“When you see a tattoo, you start to ask more questions about a person.” Makeup artist and Company tattoo designer Andrew Sotomayor adds. “The theater is supposed to make us curious about people who are not us.” Simple tattoos—numbers, arrows, the tattoos on Donovan’s knuckles—Krueger hand painted every night. More complicated tattoos, including large text on Donovan’s biceps and a dog with red eyes on his right forearm, were stencils designed digitally and then airbrushed with alcohol-based makeup.
PJ’s XXXV tattoo and the other pieces Sotomayor designed for Company hint at the character’s past. PJ is a musician; his tattoos intentionally have international influences as a way of conveying how well-traveled he is. Sotomayor also wanted the character to feel “up-to-date.”
“I think putting tattoos on these characters in these older shows is the fastest way to connect these characters to a modern audience,” says Sotomayor. He previously worked as the tattoo designer for the Ivo van Hove revival of West Side Story, where he and associate tattoo designer Michael Clifton made more than 100 designs for approximately 30 different actors.
The pieces they crafted had meaning along several different axes. Imagery repeated across characters so the two rival gangs each felt like a family. Many of the Sharks had tattoos of skulls or the word tiburón (shark in Spanish), while the Jets had eagles and the phrase “Jets for life.” The tattoo design team also created a visual hierarchy among gang members. Younger gang members had simpler, more cartoony ink pieces, akin to the designs one might get from a friend. Older members had larger tattoos in more elaborate styles. Baby John had no tattoos; Riff had a big chest piece.
Tattoos onstage—like tattoos offstage—are a form of self-expression, an attempt at externalizing show motifs and character beliefs and desires. They invite audience members to look closer. A question about a character’s ink can lead to a better understanding of a character or an exploration of the show’s larger themes.
“West Side Story is about how the American dream often plays out different for different people.” Sotomayor says. “Kevin Csolak [a Jet] has the Statue of Liberty drawn by Michael Clifton as a sexy 1940s-style pinup. It’s celebratory and fun and beautiful. And Roman Cruz, who is one of the Sharks, has one I drew.

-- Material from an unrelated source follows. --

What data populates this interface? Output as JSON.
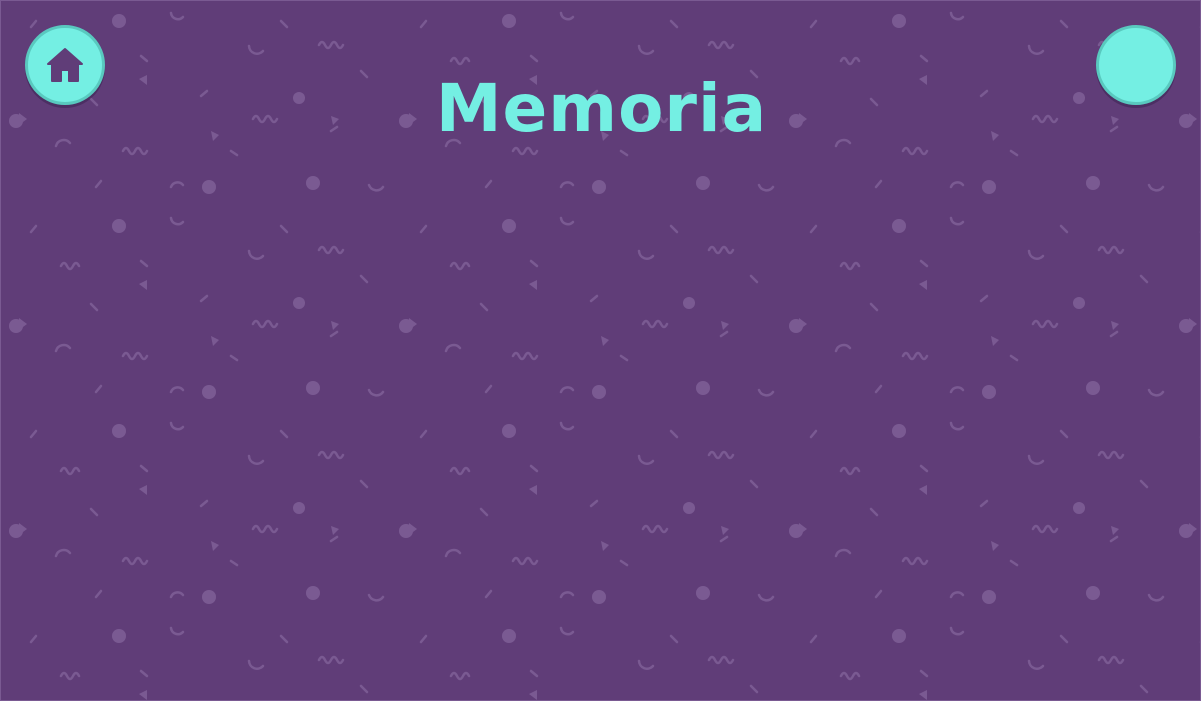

I overlaid her face with a fence that I drew from a photograph of a fence in El Paso, Texas, which is where my mother’s family is from, and where there are children being held by ICE. To get to tell, just with those different tattoos, the way that the American dream can play out for some and fail for others, and to know that it’s because of my grandfather and my parents that I get to live my dream, that was really beautiful.”